As she fields calls from her workers on a cold winter day, it is obvious that such artistry—combined with a desire to make the world around her more beautiful—is what really drives Maria Hickey. “I love to take either a clean slate or an existing garden and take it from drab to fab for the customer, adding in lots of color, fragrance, and beauty, to make it look like it’s timeless,” she says. “Regardless of a customer’s budget, we can work miracles. Every one of our projects is garden tour ready.”
Silk flowers and white porcelain mermaids. Blooming baskets of live Narcissus, candles, and sachets. These are just a few of the unique, inspired-by-nature gifts and trinkets that Harvest of Barnstable staff create by hand right here on the Cape. The company’s talented designers and craftspeople put personal care into each of the designs they complete.

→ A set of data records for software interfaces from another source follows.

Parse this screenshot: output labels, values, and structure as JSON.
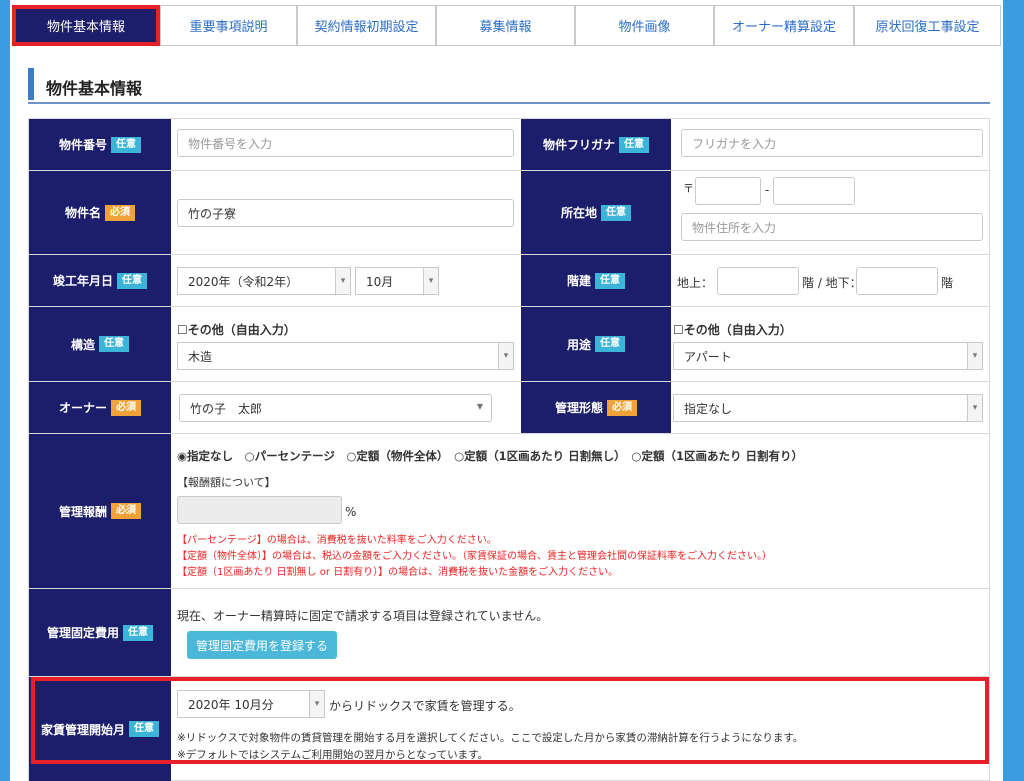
{
  "tabs": [
    {
      "label": "物件基本情報"
    },
    {
      "label": "重要事項説明"
    },
    {
      "label": "契約情報初期設定"
    },
    {
      "label": "募集情報"
    },
    {
      "label": "物件画像"
    },
    {
      "label": "オーナー精算設定"
    },
    {
      "label": "原状回復工事設定"
    }
  ],
  "section_title": "物件基本情報",
  "badges": {
    "optional": "任意",
    "required": "必須"
  },
  "fields": {
    "property_number": {
      "label": "物件番号",
      "placeholder": "物件番号を入力"
    },
    "furigana": {
      "label": "物件フリガナ",
      "placeholder": "フリガナを入力"
    },
    "property_name": {
      "label": "物件名",
      "value": "竹の子寮"
    },
    "address": {
      "label": "所在地",
      "postal_mark": "〒",
      "postal_sep": "-",
      "placeholder": "物件住所を入力"
    },
    "built_date": {
      "label": "竣工年月日",
      "year": "2020年（令和2年）",
      "month": "10月"
    },
    "floors": {
      "label": "階建",
      "above": "地上：",
      "below": "階 / 地下：",
      "suffix": "階"
    },
    "structure": {
      "label": "構造",
      "other": "☐その他（自由入力）",
      "value": "木造"
    },
    "usage": {
      "label": "用途",
      "other": "☐その他（自由入力）",
      "value": "アパート"
    },
    "owner": {
      "label": "オーナー",
      "value": "竹の子　太郎"
    },
    "management_type": {
      "label": "管理形態",
      "value": "指定なし"
    },
    "management_fee": {
      "label": "管理報酬",
      "options": "◉指定なし　○パーセンテージ　○定額（物件全体）　○定額（1区画あたり 日割無し）　○定額（1区画あたり 日割有り）",
      "about": "【報酬額について】",
      "unit": "%",
      "notes": [
        "【パーセンテージ】の場合は、消費税を抜いた料率をご入力ください。",
        "【定額（物件全体）】の場合は、税込の金額をご入力ください。（家賃保証の場合、賃主と管理会社間の保証料率をご入力ください。）",
        "【定額（1区画あたり 日割無し or 日割有り）】の場合は、消費税を抜いた金額をご入力ください。"
      ]
    },
    "fixed_cost": {
      "label": "管理固定費用",
      "message": "現在、オーナー精算時に固定で請求する項目は登録されていません。",
      "button": "管理固定費用を登録する"
    },
    "rent_start": {
      "label": "家賃管理開始月",
      "value": "2020年 10月分",
      "suffix": "からリドックスで家賃を管理する。",
      "note1": "※リドックスで対象物件の賃貸管理を開始する月を選択してください。ここで設定した月から家賃の滞納計算を行うようになります。",
      "note2": "※デフォルトではシステムご利用開始の翌月からとなっています。"
    }
  },
  "colors": {
    "header_bg": "#1c1d6b",
    "highlight": "#e8202a",
    "optional_badge": "#3cb4d8",
    "required_badge": "#f0a238",
    "button": "#4cb8d9"
  }
}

Now entering its 32nd year, Harvest of Barnstable is located at 89 Willow Street in Yarmouthport. Products are sold in the charming shop as well as through fine gift stores, catalogues, and e-commerce stores. Gifts can also be purchased on the company’s website and shipped both across the United States and internationally.

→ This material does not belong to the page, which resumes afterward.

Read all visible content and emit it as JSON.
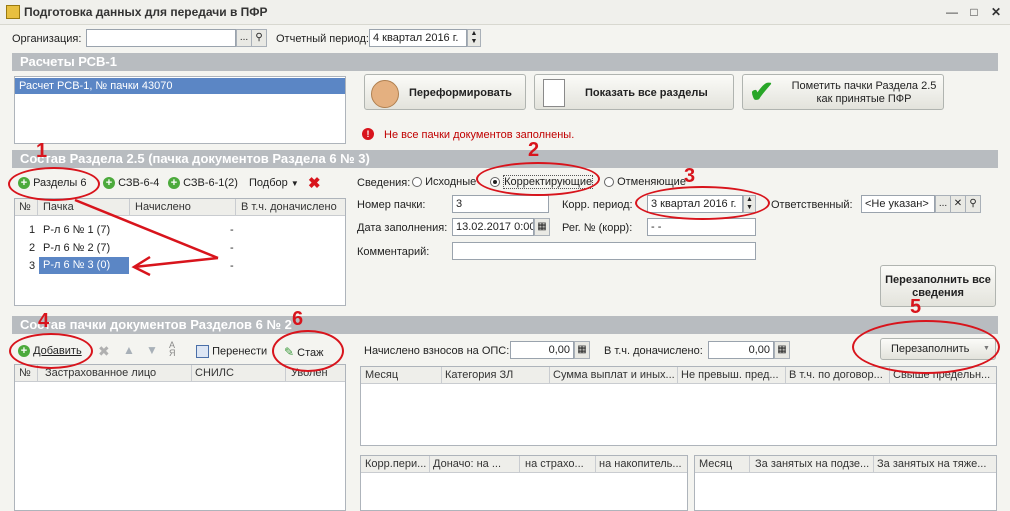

Starting at a young age, Nantucket native Karin Ganga Sheppard was fascinated by the cones of yarn that could be transformed into beautiful items. Karin’s childhood dreams came true when she opened Island Weaves on the island in 2000. From luxurious, 100 percent silk wedding shawls, to “Madaket Mall Mats,” multi-color rugs carefully assembled from recycled jeans, khaki pants, and recycled towels, Karin’s hand-woven designs are stamped with individuality.
“I use a lot of recycled materials in my rugs, but don’t have to gather these materials anymore,” Karin says. “Sometimes I go to unlock the door of my studio and there will be bags of old pants and products waiting for me. It’s great to live in a small community where people know what your work is!”

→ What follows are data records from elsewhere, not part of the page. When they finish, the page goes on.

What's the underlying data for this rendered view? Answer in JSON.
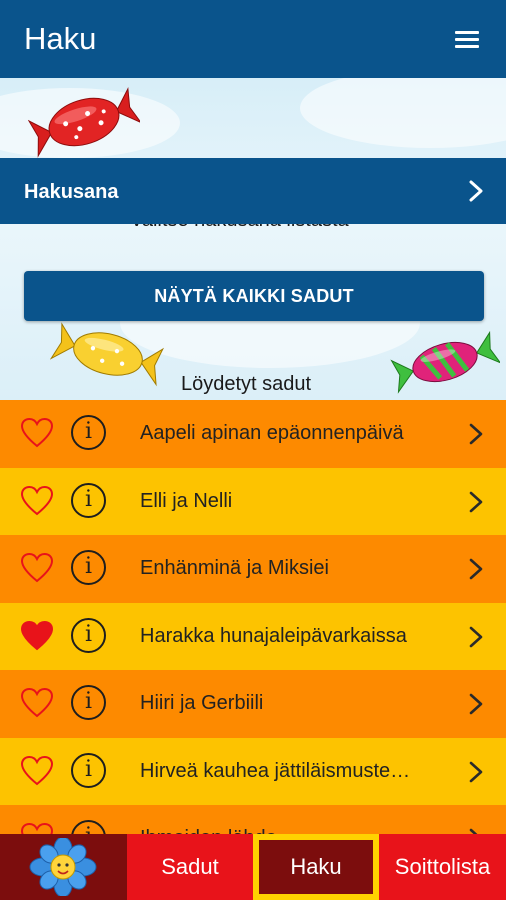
{
  "header": {
    "title": "Haku",
    "menu_icon": "hamburger-menu-icon"
  },
  "search": {
    "instruction": "Valitse hakusana listasta",
    "label": "Hakusana",
    "show_all_button": "NÄYTÄ KAIKKI SADUT",
    "results_title": "Löydetyt sadut"
  },
  "stories": [
    {
      "title": "Aapeli apinan epäonnenpäivä",
      "favorite": false,
      "color": "#fd8a00"
    },
    {
      "title": "Elli ja Nelli",
      "favorite": false,
      "color": "#fdc300"
    },
    {
      "title": "Enhänminä ja Miksiei",
      "favorite": false,
      "color": "#fd8a00"
    },
    {
      "title": "Harakka hunajaleipävarkaissa",
      "favorite": true,
      "color": "#fdc300"
    },
    {
      "title": "Hiiri ja Gerbiili",
      "favorite": false,
      "color": "#fd8a00"
    },
    {
      "title": "Hirveä kauhea jättiläismuste…",
      "favorite": false,
      "color": "#fdc300"
    },
    {
      "title": "Ihmeiden lähde",
      "favorite": false,
      "color": "#fd8a00"
    }
  ],
  "tabs": {
    "logo_icon": "flower-logo-icon",
    "sadut": "Sadut",
    "haku": "Haku",
    "soittolista": "Soittolista",
    "active": "Haku"
  },
  "colors": {
    "primary": "#0a548c",
    "row_orange": "#fd8a00",
    "row_yellow": "#fdc300",
    "favorite_heart": "#e8131a",
    "tabbar_red": "#e8131a",
    "tab_dark": "#7c0d0d",
    "tab_highlight": "#ffd200"
  }
}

It is a beautiful summer day on Cape Cod. You are relaxing with friends outside on sophisticated, elegant furniture.
Such scenes are part of the reason why Rick Concordia, owner of Casual Designs of Cape Cod, has had such success selling fine outdoor furniture. At two locations in Harwichport and Mashpee, homeowners flock throughout the year to buy furniture from distinctive manufacturers like Lloyd Flanders, Brown Jordan, and Gloster to set the stage for their perfect Cape Cod moments.
Casual Designs celebrated its 30th anniversary in 2013. “We offer high-end casual furnishings,” says Concordia. “Everything we sell is for outside, although we do sell furniture and accessories for sunrooms and sun porches, too.”
Concordia notes that Casual Designs’ strongest sellers are wicker, teak, and poly-resin furniture. “Teak is just a huge seller,” he says. “It weathers to a beautiful gray, just like the cedar shingles you see on Cape houses.”
Wicker has come a long way. “There are so many great wicker choices,” says Concordia. One Casual Designs mainstay is the Lloyd Flanders line. “This is wicker that is very authentic, but is a stainless strand with a fiber wrap around it that comes in many different finishes, which can be painted.” Concordia notes that homeowners can also opt for poly-resin furniture. “If you are looking for that wood look in colors, go for poly-resin,” he says.
Concordia says his employees are key to Casual Designs’ success. “We have a broad range of companies, manufacturers, and products, so we need a knowledgeable staff,” he explains, noting that the company also offers in-home design services. “We can go to the home with product books and samples. Some of the manufacturers have tools on the computer and we can place things to scale.
“A lot of people go on a resort vacation in the winter and they show us pictures and say, ‘That’s what we want at the Cape,’” says Concordia. “We are happy to make that happen!”